Their economic plan was 100% socialist, involving nationalizing the major industries and centralizing the power in the government, just like the Communists wanted to do. Their uniqueness was in their nationalism, not the other aspects of their ideology. And that's why Hitler and Stalin could start out on the same side. So long as their borders didn't intersect, they both wanted the same things, and had the same view of their own roles in it.Hitler's objection to the Communists was not their socialism; it was their international ambitions. Hitler had his labour camps, and Stalin had his. Both hated the Jews, but with slightly different rationales. Both practiced dictatorship, and eliminated rivals with violence. Both were militaristic...
"As National socialists we see our programme in our flag. In red we see the social thoughts of the movement, in white the nationalist thoughts, in the hooked-cross the mission of fighting for the victory of Aryan man and at the same time the victory of the concept of creative work"
Renowned Communist historian Eric Hobsbawm wrote:

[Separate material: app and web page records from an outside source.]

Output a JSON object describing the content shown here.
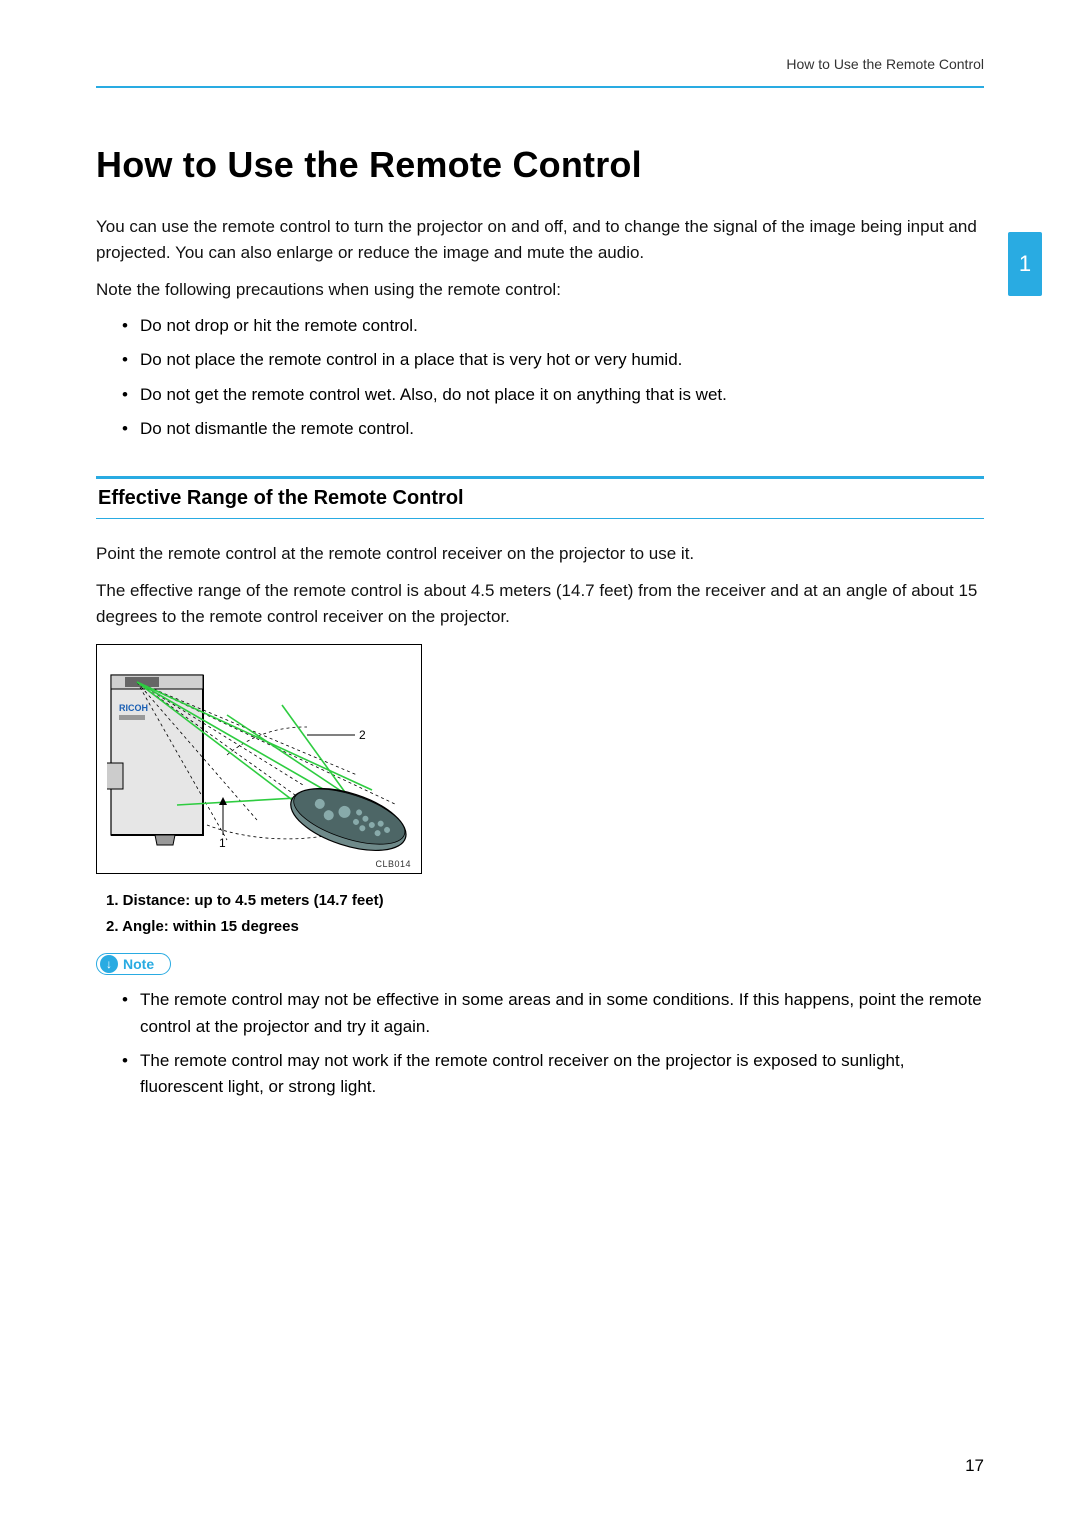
{
  "header": {
    "running_head": "How to Use the Remote Control",
    "chapter_tab": "1"
  },
  "title": "How to Use the Remote Control",
  "intro": {
    "p1": "You can use the remote control to turn the projector on and off, and to change the signal of the image being input and projected. You can also enlarge or reduce the image and mute the audio.",
    "p2": "Note the following precautions when using the remote control:",
    "bullets": [
      "Do not drop or hit the remote control.",
      "Do not place the remote control in a place that is very hot or very humid.",
      "Do not get the remote control wet. Also, do not place it on anything that is wet.",
      "Do not dismantle the remote control."
    ]
  },
  "section": {
    "heading": "Effective Range of the Remote Control",
    "p1": "Point the remote control at the remote control receiver on the projector to use it.",
    "p2": "The effective range of the remote control is about 4.5 meters (14.7 feet) from the receiver and at an angle of about 15 degrees to the remote control receiver on the projector."
  },
  "figure": {
    "brand_label": "RICOH",
    "callout_1": "1",
    "callout_2": "2",
    "code": "CLB014",
    "legend": [
      "1.  Distance: up to 4.5 meters (14.7 feet)",
      "2.  Angle: within 15 degrees"
    ]
  },
  "note": {
    "label": "Note",
    "bullets": [
      "The remote control may not be effective in some areas and in some conditions. If this happens, point the remote control at the projector and try it again.",
      "The remote control may not work if the remote control receiver on the projector is exposed to sunlight, fluorescent light, or strong light."
    ]
  },
  "page_number": "17"
}
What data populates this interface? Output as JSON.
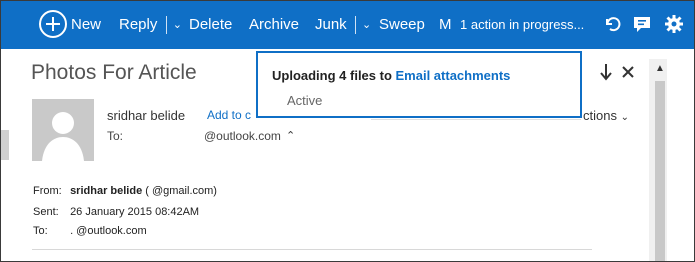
{
  "toolbar": {
    "new_label": "New",
    "reply_label": "Reply",
    "delete_label": "Delete",
    "archive_label": "Archive",
    "junk_label": "Junk",
    "sweep_label": "Sweep",
    "m_label": "M",
    "progress_text": "1 action in progress...",
    "icons": [
      "plus-circle-icon",
      "chevron-down-icon",
      "undo-icon",
      "chat-icon",
      "gear-icon"
    ],
    "accent_color": "#0f6fc6"
  },
  "email": {
    "subject": "Photos For Article",
    "sender_name": "sridhar belide",
    "add_contact": "Add to c",
    "to_label": "To:",
    "to_value": "@outlook.com",
    "expand_glyph": "⌃",
    "actions_label": "ctions",
    "from_label": "From:",
    "from_name": "sridhar belide",
    "from_email": "(                                   @gmail.com)",
    "sent_label": "Sent:",
    "sent_value": "26 January 2015 08:42AM",
    "to2_label": "To:",
    "to2_value": ".                          @outlook.com"
  },
  "toast": {
    "title_prefix": "Uploading 4 files to ",
    "title_link": "Email attachments",
    "status": "Active"
  }
}
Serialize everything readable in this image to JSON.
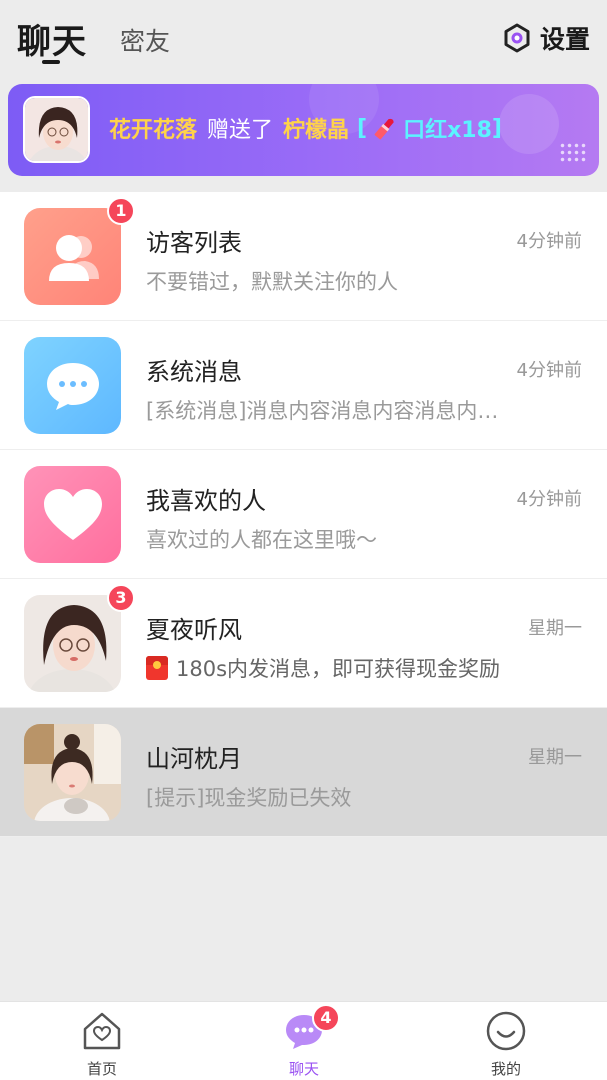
{
  "header": {
    "tabs": [
      {
        "label": "聊天",
        "active": true
      },
      {
        "label": "密友",
        "active": false
      }
    ],
    "settings_label": "设置",
    "settings_icon": "hexagon-gear-icon"
  },
  "gift_banner": {
    "sender": "花开花落",
    "action": "赠送了",
    "receiver": "柠檬晶",
    "gift_open": "[",
    "gift_icon": "lipstick-icon",
    "gift_text": "口红x18",
    "gift_close": "]"
  },
  "conversations": [
    {
      "title": "访客列表",
      "time": "4分钟前",
      "preview": "不要错过，默默关注你的人",
      "badge": "1",
      "icon": "visitors-icon",
      "color": "#ff8f83"
    },
    {
      "title": "系统消息",
      "time": "4分钟前",
      "preview": "[系统消息]消息内容消息内容消息内…",
      "badge": "",
      "icon": "chat-bubble-icon",
      "color": "#69c6ff"
    },
    {
      "title": "我喜欢的人",
      "time": "4分钟前",
      "preview": "喜欢过的人都在这里哦～",
      "badge": "",
      "icon": "heart-icon",
      "color": "#ff7fa9"
    },
    {
      "title": "夏夜听风",
      "time": "星期一",
      "preview": "180s内发消息，即可获得现金奖励",
      "badge": "3",
      "icon": "red-packet-icon",
      "color": "#f0362d"
    },
    {
      "title": "山河枕月",
      "time": "星期一",
      "preview": "[提示]现金奖励已失效",
      "badge": "",
      "icon": "",
      "color": ""
    }
  ],
  "bottom_nav": [
    {
      "label": "首页",
      "icon": "home-icon",
      "active": false
    },
    {
      "label": "聊天",
      "icon": "chat-icon",
      "active": true,
      "badge": "4"
    },
    {
      "label": "我的",
      "icon": "profile-icon",
      "active": false
    }
  ],
  "colors": {
    "accent": "#9a52f2",
    "badge": "#f5465a",
    "banner_start": "#7d5cf5",
    "banner_end": "#b57af2"
  }
}
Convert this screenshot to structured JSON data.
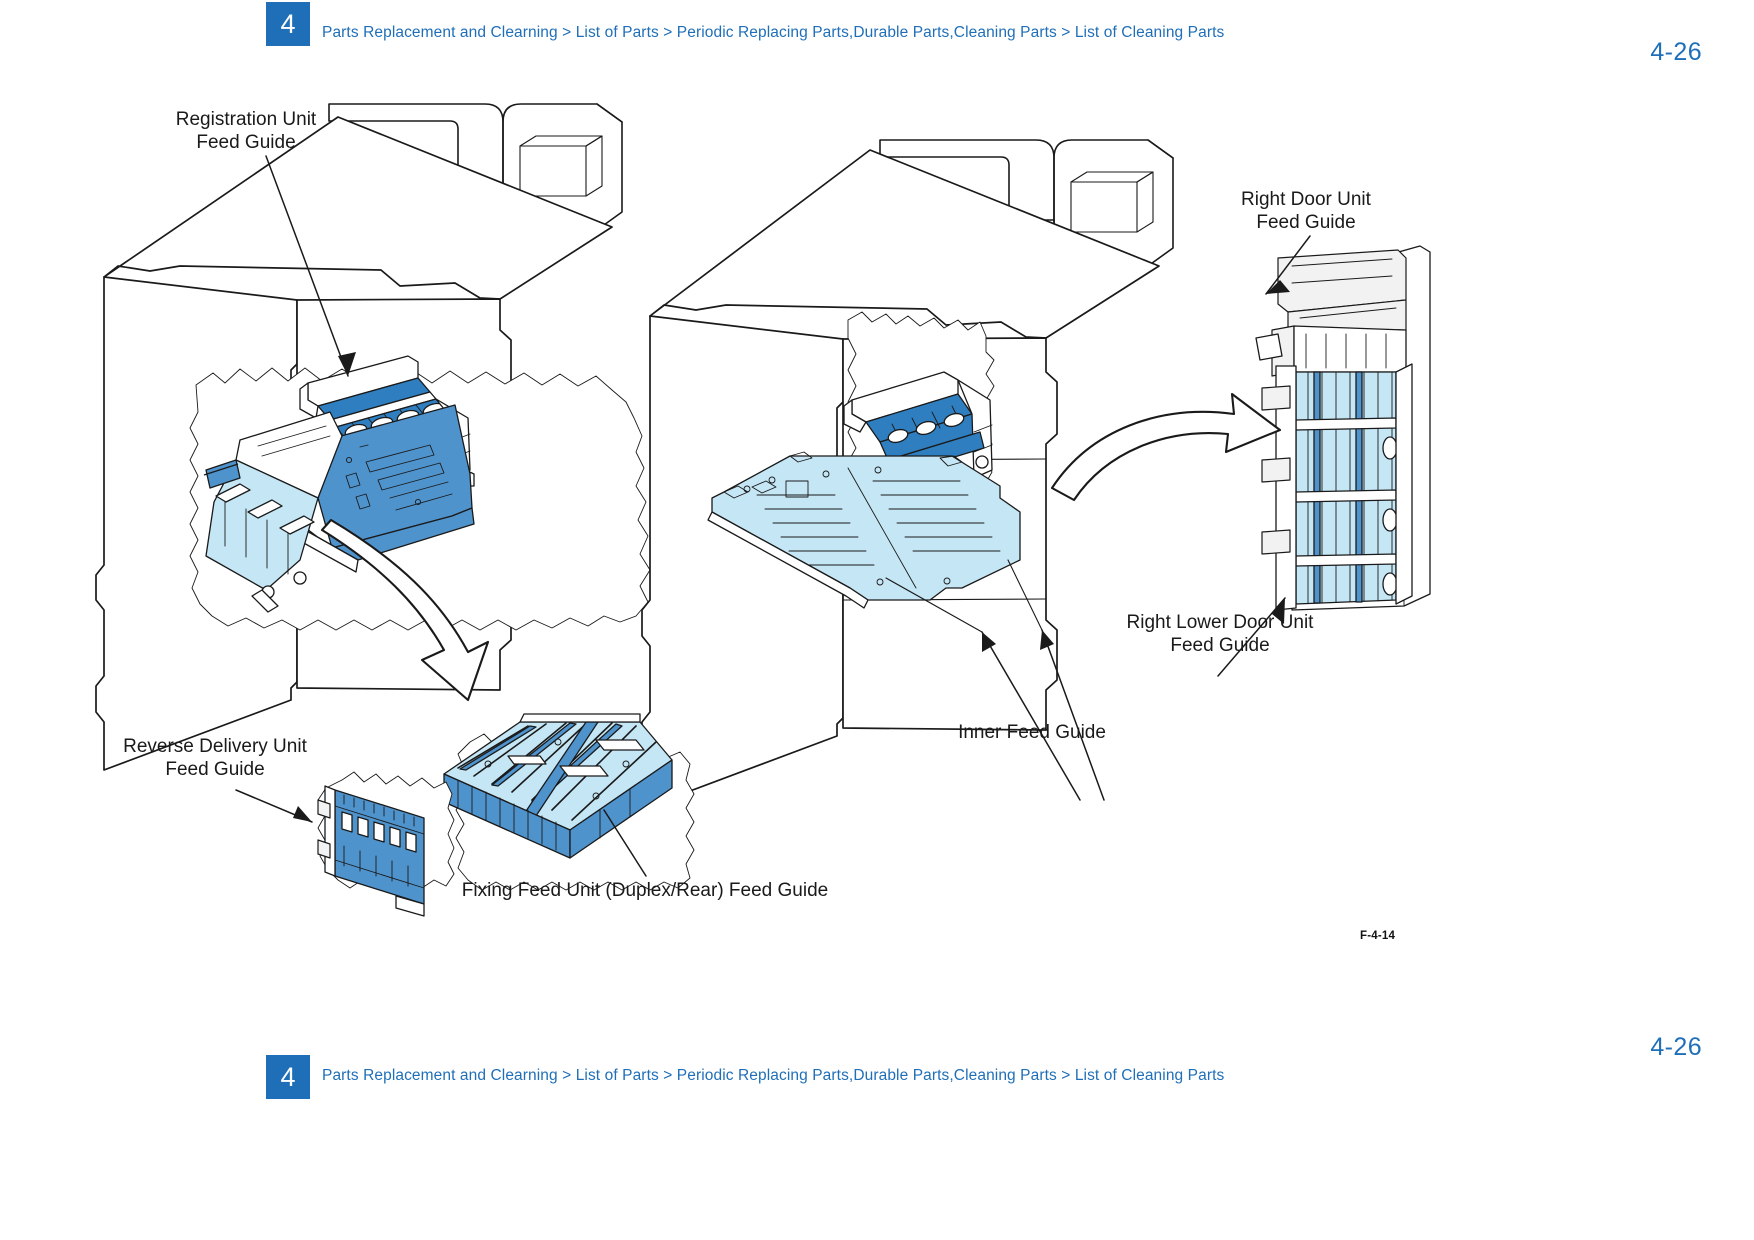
{
  "document": {
    "chapter_number": "4",
    "breadcrumb": "Parts Replacement and Clearning > List of Parts > Periodic Replacing Parts,Durable Parts,Cleaning Parts > List of Cleaning Parts",
    "page_number_top": "4-26",
    "page_number_bottom": "4-26",
    "figure_code": "F-4-14"
  },
  "callouts": {
    "registration": "Registration Unit\nFeed Guide",
    "right_door": "Right Door Unit\nFeed Guide",
    "right_lower_door": "Right Lower Door Unit\nFeed Guide",
    "inner": "Inner Feed Guide",
    "reverse_delivery": "Reverse Delivery Unit\nFeed Guide",
    "fixing_feed": "Fixing Feed Unit (Duplex/Rear) Feed Guide"
  },
  "colors": {
    "accent_blue": "#1f6fb8",
    "part_blue_medium": "#4f93cd",
    "part_blue_light": "#c5e6f5",
    "part_blue_dark": "#2f7fc0",
    "line_black": "#1a1a1a",
    "page_background": "#ffffff"
  }
}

"But the resemblances are inescapable. Both tyrannies relied on a desperate ideology of do-or-die confrontation. Both were obsessed by battle imagery: 'The dictatorships were military metaphors, founded to fight political war.' And despite the rhetoric about a fate-struggle between socialism and capitalism, the two economic systems converged strongly. Stalin's Russia permitted a substantial private sector, while Nazi Germany became rapidly dominated by state direction and state-owned industries."
Fascism itself comes from the Italian "fasces" the bundle of sticks collected together to increase strength. In other words, even at root meaning, "fascist" means "collectivist." But I could give you a ton more stuff on this, and you won't care.
So who should study some history? Somebody, for sure.